Brief —
Hand back each record exactly as you find it.

* * * * *

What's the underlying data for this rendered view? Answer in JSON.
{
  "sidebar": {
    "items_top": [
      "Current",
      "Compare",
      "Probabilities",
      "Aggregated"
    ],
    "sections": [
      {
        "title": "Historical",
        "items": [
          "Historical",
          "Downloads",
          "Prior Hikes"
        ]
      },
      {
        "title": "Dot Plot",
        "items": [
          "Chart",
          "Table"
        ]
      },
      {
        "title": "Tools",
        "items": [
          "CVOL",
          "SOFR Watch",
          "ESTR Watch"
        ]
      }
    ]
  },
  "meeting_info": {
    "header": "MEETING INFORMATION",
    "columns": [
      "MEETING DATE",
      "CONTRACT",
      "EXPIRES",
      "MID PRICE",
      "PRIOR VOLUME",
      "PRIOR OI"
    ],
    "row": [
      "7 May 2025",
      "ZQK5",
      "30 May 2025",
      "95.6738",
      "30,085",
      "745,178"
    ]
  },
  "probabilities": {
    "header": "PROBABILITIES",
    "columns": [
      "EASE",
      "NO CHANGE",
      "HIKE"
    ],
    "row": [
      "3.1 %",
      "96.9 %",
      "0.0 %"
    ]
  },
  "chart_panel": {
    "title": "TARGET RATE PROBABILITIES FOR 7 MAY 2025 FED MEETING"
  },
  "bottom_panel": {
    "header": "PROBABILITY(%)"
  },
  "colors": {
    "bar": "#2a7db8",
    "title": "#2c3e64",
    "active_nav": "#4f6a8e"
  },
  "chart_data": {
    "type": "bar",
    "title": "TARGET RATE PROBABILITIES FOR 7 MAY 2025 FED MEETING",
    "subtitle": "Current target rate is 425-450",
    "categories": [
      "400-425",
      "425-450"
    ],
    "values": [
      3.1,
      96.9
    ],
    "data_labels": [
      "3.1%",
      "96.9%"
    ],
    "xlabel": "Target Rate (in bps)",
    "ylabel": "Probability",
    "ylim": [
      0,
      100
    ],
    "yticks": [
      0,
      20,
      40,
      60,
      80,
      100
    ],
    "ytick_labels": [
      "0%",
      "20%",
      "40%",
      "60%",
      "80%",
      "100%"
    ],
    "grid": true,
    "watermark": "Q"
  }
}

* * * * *

Response —
What's the underlying data for this rendered view? Answer in JSON.
{
  "sidebar": {
    "items_top": [
      "Current",
      "Compare",
      "Probabilities",
      "Aggregated"
    ],
    "sections": [
      {
        "title": "Historical",
        "items": [
          "Historical",
          "Downloads",
          "Prior Hikes"
        ]
      },
      {
        "title": "Dot Plot",
        "items": [
          "Chart",
          "Table"
        ]
      },
      {
        "title": "Tools",
        "items": [
          "CVOL",
          "SOFR Watch",
          "ESTR Watch"
        ]
      }
    ]
  },
  "meeting_info": {
    "header": "MEETING INFORMATION",
    "columns": [
      "MEETING DATE",
      "CONTRACT",
      "EXPIRES",
      "MID PRICE",
      "PRIOR VOLUME",
      "PRIOR OI"
    ],
    "row": [
      "7 May 2025",
      "ZQK5",
      "30 May 2025",
      "95.6738",
      "30,085",
      "745,178"
    ]
  },
  "probabilities": {
    "header": "PROBABILITIES",
    "columns": [
      "EASE",
      "NO CHANGE",
      "HIKE"
    ],
    "row": [
      "3.1 %",
      "96.9 %",
      "0.0 %"
    ]
  },
  "chart_panel": {
    "title": "TARGET RATE PROBABILITIES FOR 7 MAY 2025 FED MEETING"
  },
  "bottom_panel": {
    "header": "PROBABILITY(%)"
  },
  "colors": {
    "bar": "#2a7db8",
    "title": "#2c3e64",
    "active_nav": "#4f6a8e"
  },
  "chart_data": {
    "type": "bar",
    "title": "TARGET RATE PROBABILITIES FOR 7 MAY 2025 FED MEETING",
    "subtitle": "Current target rate is 425-450",
    "categories": [
      "400-425",
      "425-450"
    ],
    "values": [
      3.1,
      96.9
    ],
    "data_labels": [
      "3.1%",
      "96.9%"
    ],
    "xlabel": "Target Rate (in bps)",
    "ylabel": "Probability",
    "ylim": [
      0,
      100
    ],
    "yticks": [
      0,
      20,
      40,
      60,
      80,
      100
    ],
    "ytick_labels": [
      "0%",
      "20%",
      "40%",
      "60%",
      "80%",
      "100%"
    ],
    "grid": true,
    "watermark": "Q"
  }
}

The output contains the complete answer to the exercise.